Salsbury said the overwhelmingly popular choice for ash recipient has been House Speaker Paul D. Ryan (R-Wis), who has sought the repeal of the Affordable Care Act for years (and who did not respond to questions about the prospect of being mailed human remains.)
“People are not pleased with him,” Salsbury said. Speaking for her own plans: “I’ve been pretty negative toward Issa” — the California Republican who became a crucial swing vote in Thursday’s razor-thin passage of the bill.
And Salsbury said she really does intend to have her ashes mailed to Congress if she dies uninsured — which she fears may happen.
The 20-year-old said she has depression and anxiety, and this year was also diagnosed with fibromyalgia — a chronic pain disorder.
“It’s not deadly” she said, “but when it’s not treated it feeds into the other psychiatric stuff.”
It’s also the sort of preexisting condition that many fear will price sick people out of the insurance market if the Republicans succeed in rolling back Obama-era insurance protections.
“It is no exaggeration to say that if it were to become law, this bill would kill significant numbers of Americans,” Paul Waldman wrote in an opinion piece for The Washington Post after the vote.

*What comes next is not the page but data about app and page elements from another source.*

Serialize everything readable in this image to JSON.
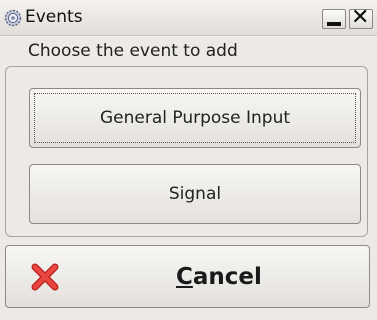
{
  "window": {
    "title": "Events",
    "icon": "gear-icon",
    "minimize_icon": "minimize-icon",
    "close_icon": "close-icon"
  },
  "group": {
    "label": "Choose the event to add"
  },
  "buttons": {
    "general_purpose_input": "General Purpose Input",
    "signal": "Signal"
  },
  "cancel": {
    "mnemonic": "C",
    "rest": "ancel",
    "icon": "red-x-icon"
  },
  "colors": {
    "window_bg": "#ece9e6",
    "cancel_icon": "#e0302a"
  }
}
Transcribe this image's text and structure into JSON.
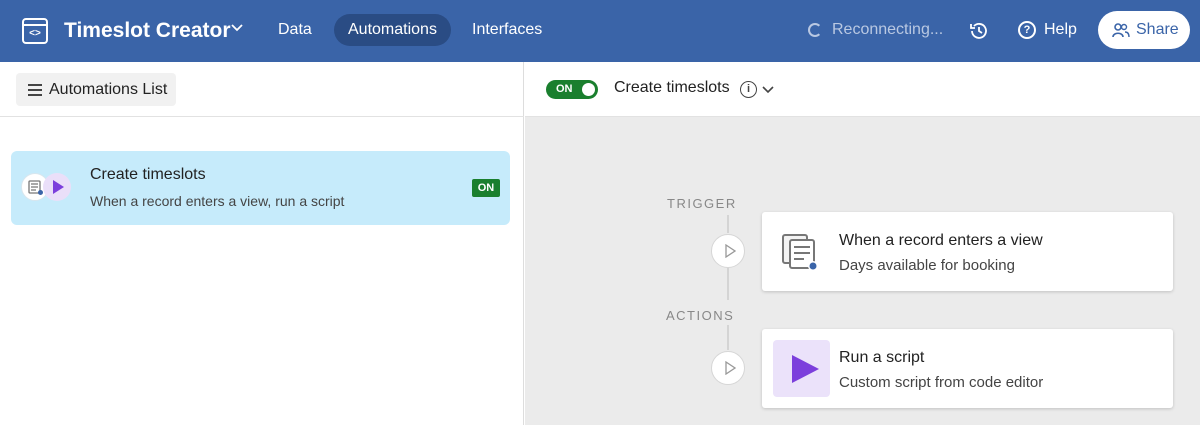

Which is why, whether people sign up in jest or not, Salsbury insists her website’s message to Congress is deadly serious.
“It’s horrifying and they deserve to know it,” she said.
Not everyone’s a fan. “This may be one of the most melodramatic and ghoulish responses yet,” wrote Twitchy.
Salsbury mostly handled outreach for the MEANS Database, but said she’s since picked up enough coding skills that she was able to put Mail Me to the GOP up within a few minutes — albeit on a personal server that couldn’t handle even modest traffic.
“I think it just crashed again,” she said in a phone interview Friday afternoon.
And so it had. But that meant another testimonial, and potentially another box of ashes to the halls of Congress, one day, if it comes to that.
“It’s funny,” Salsbury said. “And powerful. And could be something terrible.”